Tax cuts remain a top priority for state lawmakers.
Taxation in Wisconsin is on a downward trend, but how does the state rank nationwide?
Over the past several years, Gov. Walker and Wisconsin state lawmakers have made tax cuts a priority, and this focus shows: While the Badger State’s taxation levels were once among the nation’s highest, they are now just below the national average, reported the Milwaukee Journal Sentinel.
This information comes from 2014 U.S. Census data, which showed that state and local taxes accounted for 10.5 percent of Wisconsinites’ income, while nationwide, state and local taxes took up 10.6 percent of American incomes. In 1973, Wisconsin residents were paying 14.7 percent of their income in state and local taxes.
Another ranking, the Tax Foundation’s 2018 State Business Tax Climate Index, shows Wisconsin’s tax competitiveness is on the lower side, however. The index is designed to show how well states structure their tax systems, as well as to provide a roadmap for improvement, the study authors note. Here’s how Wisconsin ranked on all categories:
- Overall rank: 38
- Corporate tax rank: 29
- Individual income tax rank: 43
- Sales tax rank: 7
- Unemployment insurance tax rank: 40

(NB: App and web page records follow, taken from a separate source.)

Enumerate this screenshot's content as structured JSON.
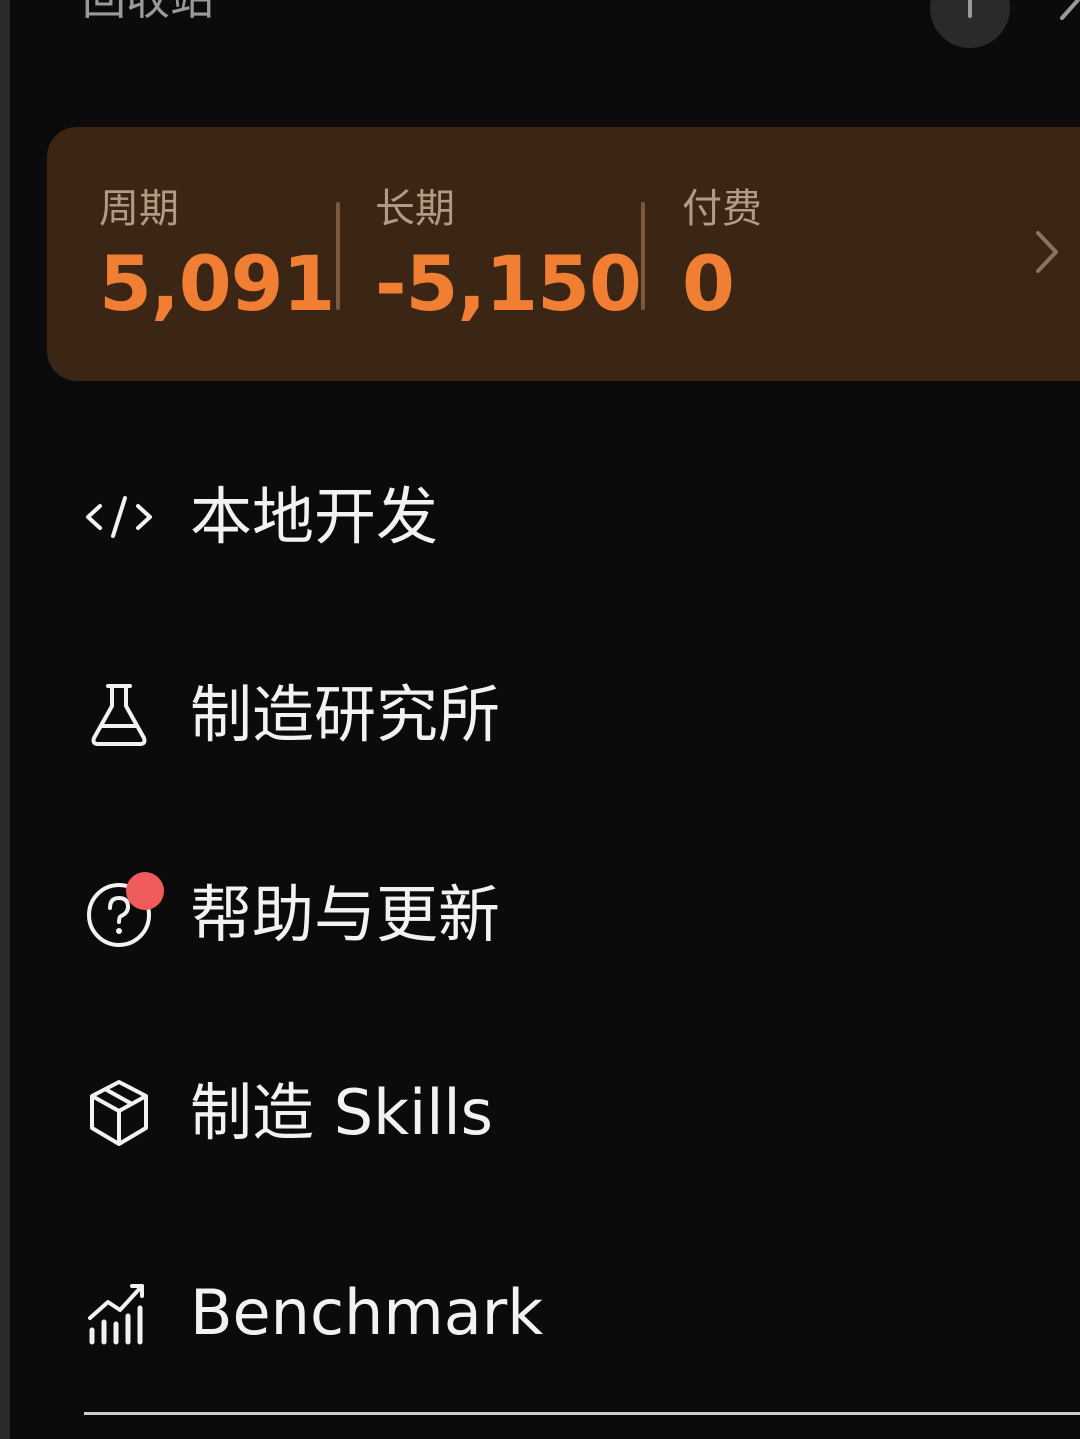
{
  "header": {
    "title": "回收站"
  },
  "quota": {
    "stats": [
      {
        "label": "周期",
        "value": "5,091"
      },
      {
        "label": "长期",
        "value": "-5,150"
      },
      {
        "label": "付费",
        "value": "0"
      }
    ],
    "accent_color": "#f07f33"
  },
  "menu": {
    "items": [
      {
        "label": "本地开发",
        "icon": "code-icon"
      },
      {
        "label": "制造研究所",
        "icon": "flask-icon"
      },
      {
        "label": "帮助与更新",
        "icon": "help-icon",
        "has_notification": true
      },
      {
        "label": "制造 Skills",
        "icon": "cube-icon"
      },
      {
        "label": "Benchmark",
        "icon": "chart-icon"
      }
    ]
  }
}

- Property tax rank: 26
Overall, Wisconsin rose one position (from 39 to 38) from 2017 to 2018.